LISTED RECORDS -
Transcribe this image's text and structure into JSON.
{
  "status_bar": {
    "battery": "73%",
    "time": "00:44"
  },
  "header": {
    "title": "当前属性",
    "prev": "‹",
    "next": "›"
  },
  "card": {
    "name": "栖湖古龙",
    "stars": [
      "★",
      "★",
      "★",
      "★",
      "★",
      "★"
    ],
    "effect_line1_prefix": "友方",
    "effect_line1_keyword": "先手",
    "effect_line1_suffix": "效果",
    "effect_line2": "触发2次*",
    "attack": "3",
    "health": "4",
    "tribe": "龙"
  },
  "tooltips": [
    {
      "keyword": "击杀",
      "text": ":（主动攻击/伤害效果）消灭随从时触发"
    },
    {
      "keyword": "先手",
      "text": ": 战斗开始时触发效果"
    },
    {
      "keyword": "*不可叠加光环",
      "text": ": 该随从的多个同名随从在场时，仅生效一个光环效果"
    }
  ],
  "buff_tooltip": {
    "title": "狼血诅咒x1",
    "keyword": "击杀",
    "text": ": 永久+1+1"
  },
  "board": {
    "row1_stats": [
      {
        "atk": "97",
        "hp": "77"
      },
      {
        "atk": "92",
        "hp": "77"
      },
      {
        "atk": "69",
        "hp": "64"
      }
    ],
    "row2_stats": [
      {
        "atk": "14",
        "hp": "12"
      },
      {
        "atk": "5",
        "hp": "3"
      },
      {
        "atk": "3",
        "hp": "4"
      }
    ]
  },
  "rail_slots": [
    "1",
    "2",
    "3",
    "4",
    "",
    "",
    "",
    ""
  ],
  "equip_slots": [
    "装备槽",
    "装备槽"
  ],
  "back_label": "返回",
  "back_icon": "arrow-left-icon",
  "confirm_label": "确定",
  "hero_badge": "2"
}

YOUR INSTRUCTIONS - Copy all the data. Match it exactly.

TASK RESPONSE -
Transcribe this image's text and structure into JSON.
{
  "status_bar": {
    "battery": "73%",
    "time": "00:44"
  },
  "header": {
    "title": "当前属性",
    "prev": "‹",
    "next": "›"
  },
  "card": {
    "name": "栖湖古龙",
    "stars": [
      "★",
      "★",
      "★",
      "★",
      "★",
      "★"
    ],
    "effect_line1_prefix": "友方",
    "effect_line1_keyword": "先手",
    "effect_line1_suffix": "效果",
    "effect_line2": "触发2次*",
    "attack": "3",
    "health": "4",
    "tribe": "龙"
  },
  "tooltips": [
    {
      "keyword": "击杀",
      "text": ":（主动攻击/伤害效果）消灭随从时触发"
    },
    {
      "keyword": "先手",
      "text": ": 战斗开始时触发效果"
    },
    {
      "keyword": "*不可叠加光环",
      "text": ": 该随从的多个同名随从在场时，仅生效一个光环效果"
    }
  ],
  "buff_tooltip": {
    "title": "狼血诅咒x1",
    "keyword": "击杀",
    "text": ": 永久+1+1"
  },
  "board": {
    "row1_stats": [
      {
        "atk": "97",
        "hp": "77"
      },
      {
        "atk": "92",
        "hp": "77"
      },
      {
        "atk": "69",
        "hp": "64"
      }
    ],
    "row2_stats": [
      {
        "atk": "14",
        "hp": "12"
      },
      {
        "atk": "5",
        "hp": "3"
      },
      {
        "atk": "3",
        "hp": "4"
      }
    ]
  },
  "rail_slots": [
    "1",
    "2",
    "3",
    "4",
    "",
    "",
    "",
    ""
  ],
  "equip_slots": [
    "装备槽",
    "装备槽"
  ],
  "back_label": "返回",
  "back_icon": "arrow-left-icon",
  "confirm_label": "确定",
  "hero_badge": "2"
}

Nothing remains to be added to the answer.